Amidst the political debates over the federal budget and the debt ceiling crisis, the U.S. government revealed that it now has $73 billion remaining as the "financial headroom" before hitting an arbitrary debt ceiling. Interestingly, this figure, which represents all that the government has left to spend is less than the mountain of cash that Apple's sitting on as reserve.
It's the news bit you've been waiting years to hear! The folks at the IEEE standards body have today announced a next-generation WiFi IEEE 802.22TM standard - technology that's designed to facilitate wireless data transfer up to 60 miles (or a hundred kilometers) at 22Mbps. This technology is said to work over these great distances by utilizing television bands - without interfering with the reception of existing television broadcast stations at that. Imagine it - connect to your HambergerDLX network anywhere inside your town from your smartphone with no data plan costs. Magical freedom!
Using Google Search on tablets hasn't been difficult, but the experience is about to get even easier. The company confirmed today that it will be rolling out an update to optimize its search interface for both iPads and Android tablets. The enhancements involve not only more touch-friendly elements but also faster-loading images and continuous scrolling.
Yesterday many things were revealed about Nintendo, facts about their abysmal earnings this past quarter, the fact that they had "few hit titles," and of course, most importantly, that the price of the Nintendo 3DS had been slashed to $170 from its original $250. Upon further analysis of the earnings call just hours ago, Nintendo's CEO Saturo Iwata appears to have revealed that the gaming company may be taking a loss on every 3DS unit sold with the cut. While some reports have Iwata saying that Nintendo's price cut for the 3DS was necessary and would improve the company's balance sheets this year and next, others have reported that he, in one set of words or another, said that Nintendo is now taking a loss on ever 3DS unit sold.

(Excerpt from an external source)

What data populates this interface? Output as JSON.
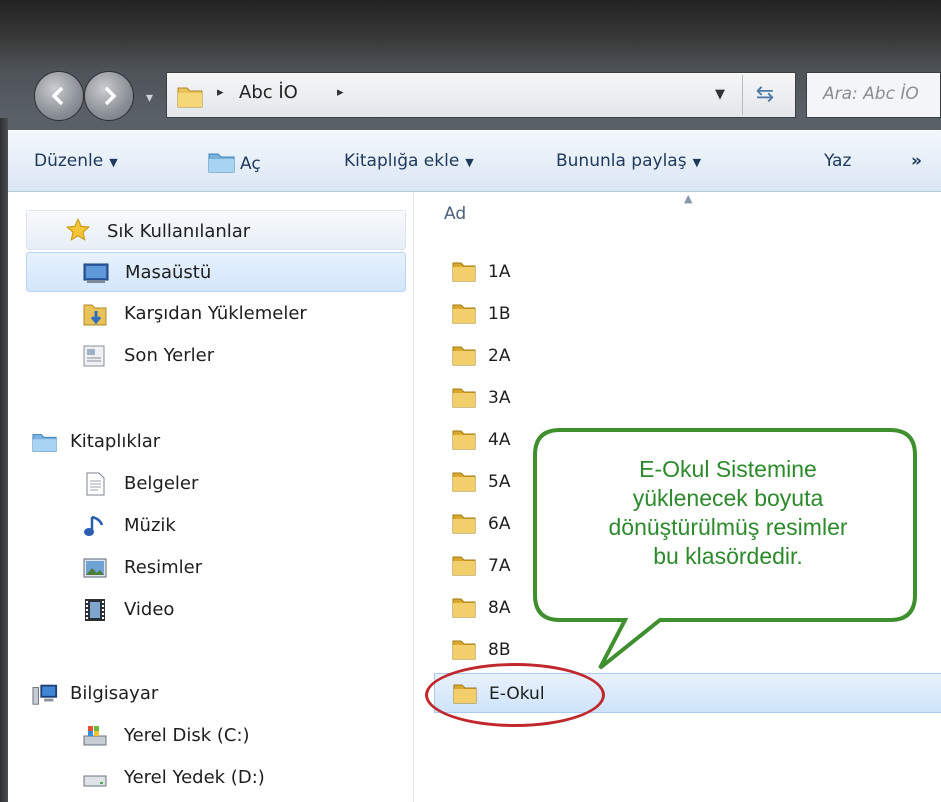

The much anticipated Samsung Galaxy S II smartphone is finally making its way to the states and the company sure knows how to tease. Just yesterday we received a surprising little reminder from Samsung in the form of a mini telescope telling us to keep watch for the next generation Galaxy S. And today, the the company has posted a Galaxy S II sign-up page for folks in the U.S.
Vizio has long been known for its budget-friendly TVs and now they’ve entered the tablet market with their very first Android slate that’s similarly affordable. It quietly hit the market recently for $349. Given its lower-end target, the Vizio Tablet obviously isn’t competing for the most cutting-edge specs, but instead offers more functionality for the everyday consumer, packing in some rather unique features.
Sony Ericsson has announced that the Sony Qriocity streaming video service will be landing on select smartphones from the company's range as of August 1, with a choice of content from NBC, Sony Pictures, Warner Bros. and more. Arriving first on the XPERIA mini and mini pro, the Qriocity video app will allow for both rentals and purchases of titles.
Self-driving cars are still quite a few years off, but Volkswagen hopes that its so-called Temporary Auto Pilot (TAP) could help avoid a few accidents until then. The system, demonstrated for the first time on a new Passat test mule, uses a barrage of sensors to momentarily assist in the control of the car, keeping it positioned in the lane, under the speed limit and automatically slowing when workers are in the road.
I'm not sure what to think of this Chinese dude that took a fake MacBook Air to one of the only real Apple Stores in the country for support. Either the man is a moron that thinks his cut price FauxBook Air is real or he has the biggest balls of them all. The weird part is the Apple Genius at the store the dude made an appointment with actually helped him.
Intel's AppUp digital store chief Peter Biddle reckons Apple's App Store doesn't consider electrons enough to be a success, and believes that separating out hats and hammers, moms and hipsters is the way forward for software retail. "We love the idea that there could be thousands of stores" the exec suggested at a press event this week, The Register reports, cutting through the App Store morass by allowing independent store managers to curate their own selection.